**DESCRIPTION OF THE TASK**
Search the entries for the word "pary". Copy every line that holds it.

======== LISTED ENTRIES

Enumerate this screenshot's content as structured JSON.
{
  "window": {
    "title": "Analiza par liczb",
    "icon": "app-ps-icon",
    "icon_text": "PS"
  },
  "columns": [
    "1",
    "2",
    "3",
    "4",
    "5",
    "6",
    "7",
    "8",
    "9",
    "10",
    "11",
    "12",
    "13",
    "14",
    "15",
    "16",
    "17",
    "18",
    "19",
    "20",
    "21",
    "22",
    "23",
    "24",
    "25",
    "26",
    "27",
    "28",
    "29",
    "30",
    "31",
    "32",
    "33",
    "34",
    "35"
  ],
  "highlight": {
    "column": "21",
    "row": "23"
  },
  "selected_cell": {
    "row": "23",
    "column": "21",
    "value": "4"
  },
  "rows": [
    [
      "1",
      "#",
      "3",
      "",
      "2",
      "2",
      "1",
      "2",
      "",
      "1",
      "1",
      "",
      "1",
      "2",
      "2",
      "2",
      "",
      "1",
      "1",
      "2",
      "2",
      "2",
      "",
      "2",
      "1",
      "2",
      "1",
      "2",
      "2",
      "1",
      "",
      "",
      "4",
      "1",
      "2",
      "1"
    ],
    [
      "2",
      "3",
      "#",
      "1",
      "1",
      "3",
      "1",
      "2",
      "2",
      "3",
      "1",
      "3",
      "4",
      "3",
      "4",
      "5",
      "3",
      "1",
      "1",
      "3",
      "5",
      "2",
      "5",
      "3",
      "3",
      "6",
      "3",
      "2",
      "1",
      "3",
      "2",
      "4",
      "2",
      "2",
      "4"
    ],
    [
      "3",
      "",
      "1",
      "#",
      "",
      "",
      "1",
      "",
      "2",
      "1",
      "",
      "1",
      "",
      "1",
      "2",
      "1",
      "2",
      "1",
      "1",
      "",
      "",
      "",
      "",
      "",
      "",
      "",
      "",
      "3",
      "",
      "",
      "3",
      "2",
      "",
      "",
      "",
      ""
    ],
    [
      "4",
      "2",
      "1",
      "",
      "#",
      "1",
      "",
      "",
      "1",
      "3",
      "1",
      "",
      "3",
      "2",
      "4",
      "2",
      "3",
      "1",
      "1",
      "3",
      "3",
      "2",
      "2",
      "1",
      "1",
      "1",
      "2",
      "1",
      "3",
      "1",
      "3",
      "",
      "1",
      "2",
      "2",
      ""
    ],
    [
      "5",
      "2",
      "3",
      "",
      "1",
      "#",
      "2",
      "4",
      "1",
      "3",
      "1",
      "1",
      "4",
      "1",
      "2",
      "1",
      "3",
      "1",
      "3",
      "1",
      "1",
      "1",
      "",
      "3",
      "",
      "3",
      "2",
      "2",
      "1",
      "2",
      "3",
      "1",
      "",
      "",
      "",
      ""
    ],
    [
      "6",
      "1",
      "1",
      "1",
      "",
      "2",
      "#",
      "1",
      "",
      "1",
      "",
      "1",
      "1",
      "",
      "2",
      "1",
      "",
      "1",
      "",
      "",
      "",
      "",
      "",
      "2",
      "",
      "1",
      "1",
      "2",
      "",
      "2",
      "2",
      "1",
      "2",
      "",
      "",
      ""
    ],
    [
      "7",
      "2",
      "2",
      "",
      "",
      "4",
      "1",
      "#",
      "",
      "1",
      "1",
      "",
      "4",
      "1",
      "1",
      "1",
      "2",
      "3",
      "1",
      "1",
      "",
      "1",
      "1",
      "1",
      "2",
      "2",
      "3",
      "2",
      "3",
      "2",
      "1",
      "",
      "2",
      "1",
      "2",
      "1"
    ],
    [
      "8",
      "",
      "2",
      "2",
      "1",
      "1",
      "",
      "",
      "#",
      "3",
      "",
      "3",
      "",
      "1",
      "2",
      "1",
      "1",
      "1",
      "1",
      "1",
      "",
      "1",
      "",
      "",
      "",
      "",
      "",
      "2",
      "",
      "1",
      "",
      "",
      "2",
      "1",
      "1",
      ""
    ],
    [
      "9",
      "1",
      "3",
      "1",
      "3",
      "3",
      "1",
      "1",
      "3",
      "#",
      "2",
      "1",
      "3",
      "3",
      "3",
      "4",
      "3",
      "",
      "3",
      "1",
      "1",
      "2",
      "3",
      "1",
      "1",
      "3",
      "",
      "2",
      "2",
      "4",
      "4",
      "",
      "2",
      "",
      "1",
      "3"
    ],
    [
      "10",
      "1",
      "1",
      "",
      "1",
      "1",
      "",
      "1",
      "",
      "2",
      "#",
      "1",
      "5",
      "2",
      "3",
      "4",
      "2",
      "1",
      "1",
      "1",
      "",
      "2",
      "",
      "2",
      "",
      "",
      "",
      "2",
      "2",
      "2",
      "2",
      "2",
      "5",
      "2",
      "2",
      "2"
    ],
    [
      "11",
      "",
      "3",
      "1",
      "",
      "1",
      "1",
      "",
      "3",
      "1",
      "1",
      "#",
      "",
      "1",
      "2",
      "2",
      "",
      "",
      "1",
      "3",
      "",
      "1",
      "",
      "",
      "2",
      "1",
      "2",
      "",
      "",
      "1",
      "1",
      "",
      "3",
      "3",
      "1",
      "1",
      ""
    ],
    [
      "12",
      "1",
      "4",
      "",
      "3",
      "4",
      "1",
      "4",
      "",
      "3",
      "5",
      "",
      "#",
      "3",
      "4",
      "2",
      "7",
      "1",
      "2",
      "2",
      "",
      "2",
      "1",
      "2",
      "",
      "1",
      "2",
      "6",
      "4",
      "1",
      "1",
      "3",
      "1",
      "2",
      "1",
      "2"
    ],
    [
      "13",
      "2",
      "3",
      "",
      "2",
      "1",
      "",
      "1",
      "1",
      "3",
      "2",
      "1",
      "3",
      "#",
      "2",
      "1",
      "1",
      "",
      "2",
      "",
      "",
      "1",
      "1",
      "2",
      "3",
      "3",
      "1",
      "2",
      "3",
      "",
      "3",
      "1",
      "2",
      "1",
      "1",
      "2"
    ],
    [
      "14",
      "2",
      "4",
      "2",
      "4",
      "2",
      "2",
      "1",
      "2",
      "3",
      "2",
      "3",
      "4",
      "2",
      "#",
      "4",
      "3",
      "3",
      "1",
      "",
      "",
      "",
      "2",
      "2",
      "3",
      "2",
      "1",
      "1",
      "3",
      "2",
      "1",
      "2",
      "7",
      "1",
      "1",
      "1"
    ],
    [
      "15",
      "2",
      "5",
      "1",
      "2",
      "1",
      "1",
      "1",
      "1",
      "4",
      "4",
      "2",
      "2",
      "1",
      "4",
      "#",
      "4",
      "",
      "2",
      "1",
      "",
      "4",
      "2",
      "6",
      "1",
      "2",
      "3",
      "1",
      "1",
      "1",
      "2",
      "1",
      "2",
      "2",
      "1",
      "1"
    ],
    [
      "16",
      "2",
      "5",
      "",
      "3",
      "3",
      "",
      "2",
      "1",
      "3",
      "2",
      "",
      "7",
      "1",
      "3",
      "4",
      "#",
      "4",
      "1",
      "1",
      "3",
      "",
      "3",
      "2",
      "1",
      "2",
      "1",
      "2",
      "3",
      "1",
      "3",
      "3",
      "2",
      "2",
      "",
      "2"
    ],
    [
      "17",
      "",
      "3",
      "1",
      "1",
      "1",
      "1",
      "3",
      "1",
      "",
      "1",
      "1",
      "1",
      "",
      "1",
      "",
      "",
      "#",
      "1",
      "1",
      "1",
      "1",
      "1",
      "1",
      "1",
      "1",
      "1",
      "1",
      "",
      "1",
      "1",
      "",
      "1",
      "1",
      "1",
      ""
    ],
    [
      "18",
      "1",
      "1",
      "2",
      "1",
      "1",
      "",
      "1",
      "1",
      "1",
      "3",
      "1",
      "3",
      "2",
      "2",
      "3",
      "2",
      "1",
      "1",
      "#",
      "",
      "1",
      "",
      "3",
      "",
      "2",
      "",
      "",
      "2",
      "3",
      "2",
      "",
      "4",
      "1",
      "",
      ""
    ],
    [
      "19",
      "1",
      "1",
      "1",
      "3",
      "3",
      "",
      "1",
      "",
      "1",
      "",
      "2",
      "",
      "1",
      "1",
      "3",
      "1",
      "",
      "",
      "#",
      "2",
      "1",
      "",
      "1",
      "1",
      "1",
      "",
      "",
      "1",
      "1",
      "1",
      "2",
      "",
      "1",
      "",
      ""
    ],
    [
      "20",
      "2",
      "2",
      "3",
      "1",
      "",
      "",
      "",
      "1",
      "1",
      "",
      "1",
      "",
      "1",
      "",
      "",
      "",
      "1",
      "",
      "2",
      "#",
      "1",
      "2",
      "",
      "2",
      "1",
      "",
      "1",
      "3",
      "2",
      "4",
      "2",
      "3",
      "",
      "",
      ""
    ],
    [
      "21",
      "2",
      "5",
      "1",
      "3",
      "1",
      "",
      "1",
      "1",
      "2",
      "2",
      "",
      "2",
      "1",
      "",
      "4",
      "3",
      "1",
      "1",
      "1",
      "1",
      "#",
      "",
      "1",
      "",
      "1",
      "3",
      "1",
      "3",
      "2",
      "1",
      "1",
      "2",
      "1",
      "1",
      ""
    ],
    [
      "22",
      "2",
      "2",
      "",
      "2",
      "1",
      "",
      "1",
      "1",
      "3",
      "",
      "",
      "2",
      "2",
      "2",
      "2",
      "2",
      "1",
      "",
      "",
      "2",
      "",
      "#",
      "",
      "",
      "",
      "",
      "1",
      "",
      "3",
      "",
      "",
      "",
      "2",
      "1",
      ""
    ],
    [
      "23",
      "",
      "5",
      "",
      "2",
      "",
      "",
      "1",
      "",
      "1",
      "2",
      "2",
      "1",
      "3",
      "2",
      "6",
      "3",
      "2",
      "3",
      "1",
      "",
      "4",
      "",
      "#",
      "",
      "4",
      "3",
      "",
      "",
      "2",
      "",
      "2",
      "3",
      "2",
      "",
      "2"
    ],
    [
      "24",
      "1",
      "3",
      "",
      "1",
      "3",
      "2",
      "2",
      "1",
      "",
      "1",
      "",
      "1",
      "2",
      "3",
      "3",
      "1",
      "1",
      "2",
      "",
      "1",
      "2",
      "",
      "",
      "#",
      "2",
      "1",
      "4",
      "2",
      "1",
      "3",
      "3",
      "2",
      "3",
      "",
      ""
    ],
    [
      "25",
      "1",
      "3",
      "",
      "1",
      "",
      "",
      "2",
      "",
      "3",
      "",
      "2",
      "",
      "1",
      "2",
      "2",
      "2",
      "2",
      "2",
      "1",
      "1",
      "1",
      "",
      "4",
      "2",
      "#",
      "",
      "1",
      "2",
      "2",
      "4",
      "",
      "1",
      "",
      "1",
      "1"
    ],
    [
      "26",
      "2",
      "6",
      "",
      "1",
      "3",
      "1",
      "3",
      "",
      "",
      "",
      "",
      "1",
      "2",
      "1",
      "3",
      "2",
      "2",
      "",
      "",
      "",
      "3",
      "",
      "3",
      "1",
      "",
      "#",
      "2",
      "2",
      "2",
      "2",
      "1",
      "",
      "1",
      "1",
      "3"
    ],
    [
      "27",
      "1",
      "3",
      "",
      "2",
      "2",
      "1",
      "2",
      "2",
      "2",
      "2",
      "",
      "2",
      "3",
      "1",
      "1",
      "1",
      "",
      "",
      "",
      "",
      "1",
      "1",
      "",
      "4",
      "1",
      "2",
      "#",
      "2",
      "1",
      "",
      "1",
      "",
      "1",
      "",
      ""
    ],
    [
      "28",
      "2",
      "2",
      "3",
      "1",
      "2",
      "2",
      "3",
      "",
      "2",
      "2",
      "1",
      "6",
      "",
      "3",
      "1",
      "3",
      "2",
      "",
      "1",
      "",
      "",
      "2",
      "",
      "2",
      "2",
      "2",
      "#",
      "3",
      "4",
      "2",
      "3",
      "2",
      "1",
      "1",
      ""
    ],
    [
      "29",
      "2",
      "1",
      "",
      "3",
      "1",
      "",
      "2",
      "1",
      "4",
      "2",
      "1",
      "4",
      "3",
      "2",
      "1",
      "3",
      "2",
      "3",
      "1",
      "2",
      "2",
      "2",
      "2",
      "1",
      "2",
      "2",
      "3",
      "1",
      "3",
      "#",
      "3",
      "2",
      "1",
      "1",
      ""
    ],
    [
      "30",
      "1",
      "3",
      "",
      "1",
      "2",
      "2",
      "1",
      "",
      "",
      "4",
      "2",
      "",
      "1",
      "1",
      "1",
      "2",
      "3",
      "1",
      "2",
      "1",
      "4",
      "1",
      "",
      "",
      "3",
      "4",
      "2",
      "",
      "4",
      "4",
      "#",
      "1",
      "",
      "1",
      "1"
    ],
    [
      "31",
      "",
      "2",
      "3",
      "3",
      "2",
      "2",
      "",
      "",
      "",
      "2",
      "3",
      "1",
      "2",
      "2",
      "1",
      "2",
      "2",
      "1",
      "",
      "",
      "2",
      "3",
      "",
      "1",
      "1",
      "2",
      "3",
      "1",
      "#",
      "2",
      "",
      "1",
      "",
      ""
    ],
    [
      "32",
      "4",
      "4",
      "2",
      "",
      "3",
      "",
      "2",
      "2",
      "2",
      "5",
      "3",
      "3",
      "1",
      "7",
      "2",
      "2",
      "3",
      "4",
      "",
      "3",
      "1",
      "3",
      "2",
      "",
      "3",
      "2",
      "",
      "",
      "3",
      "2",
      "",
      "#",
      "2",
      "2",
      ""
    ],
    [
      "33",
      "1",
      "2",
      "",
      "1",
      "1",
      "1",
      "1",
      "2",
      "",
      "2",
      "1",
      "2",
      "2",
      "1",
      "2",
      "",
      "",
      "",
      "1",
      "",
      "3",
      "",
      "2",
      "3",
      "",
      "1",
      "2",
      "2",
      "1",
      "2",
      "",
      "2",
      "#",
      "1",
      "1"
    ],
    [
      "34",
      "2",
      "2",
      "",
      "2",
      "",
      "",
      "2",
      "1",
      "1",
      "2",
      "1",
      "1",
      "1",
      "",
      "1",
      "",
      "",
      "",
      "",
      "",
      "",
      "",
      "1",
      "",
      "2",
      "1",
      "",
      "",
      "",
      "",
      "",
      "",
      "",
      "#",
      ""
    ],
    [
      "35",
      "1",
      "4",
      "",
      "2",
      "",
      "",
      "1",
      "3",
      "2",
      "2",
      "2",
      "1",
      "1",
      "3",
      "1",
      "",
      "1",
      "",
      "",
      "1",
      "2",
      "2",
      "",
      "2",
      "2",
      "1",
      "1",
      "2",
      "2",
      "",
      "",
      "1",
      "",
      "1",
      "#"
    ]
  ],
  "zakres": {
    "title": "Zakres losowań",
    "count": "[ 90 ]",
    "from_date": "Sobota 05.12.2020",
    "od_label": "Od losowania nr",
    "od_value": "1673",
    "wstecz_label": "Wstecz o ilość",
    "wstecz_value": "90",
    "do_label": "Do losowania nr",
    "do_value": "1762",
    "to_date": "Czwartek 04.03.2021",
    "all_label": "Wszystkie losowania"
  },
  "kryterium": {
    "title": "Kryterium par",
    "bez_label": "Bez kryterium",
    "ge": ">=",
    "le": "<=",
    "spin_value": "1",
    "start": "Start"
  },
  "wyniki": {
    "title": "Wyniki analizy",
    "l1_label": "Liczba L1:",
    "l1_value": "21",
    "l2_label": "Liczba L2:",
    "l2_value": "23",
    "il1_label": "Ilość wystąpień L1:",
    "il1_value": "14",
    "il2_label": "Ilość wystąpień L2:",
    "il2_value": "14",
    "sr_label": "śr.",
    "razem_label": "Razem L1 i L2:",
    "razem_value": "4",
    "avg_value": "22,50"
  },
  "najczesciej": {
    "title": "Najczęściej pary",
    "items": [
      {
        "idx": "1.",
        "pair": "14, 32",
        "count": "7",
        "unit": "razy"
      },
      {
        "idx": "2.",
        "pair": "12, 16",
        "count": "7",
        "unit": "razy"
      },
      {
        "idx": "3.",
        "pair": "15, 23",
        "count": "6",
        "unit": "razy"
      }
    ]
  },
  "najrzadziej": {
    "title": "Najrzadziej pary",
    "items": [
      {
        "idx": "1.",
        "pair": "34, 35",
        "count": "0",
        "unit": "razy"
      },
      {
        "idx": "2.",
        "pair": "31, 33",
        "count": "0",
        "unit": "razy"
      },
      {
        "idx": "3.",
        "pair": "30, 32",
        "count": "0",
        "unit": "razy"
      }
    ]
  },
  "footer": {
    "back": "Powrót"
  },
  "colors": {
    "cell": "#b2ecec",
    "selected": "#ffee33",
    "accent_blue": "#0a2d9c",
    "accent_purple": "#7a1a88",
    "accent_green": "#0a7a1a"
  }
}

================

**EXERCISE RESULT**
    "title": "Najczęściej pary",
    "title": "Najrzadziej pary",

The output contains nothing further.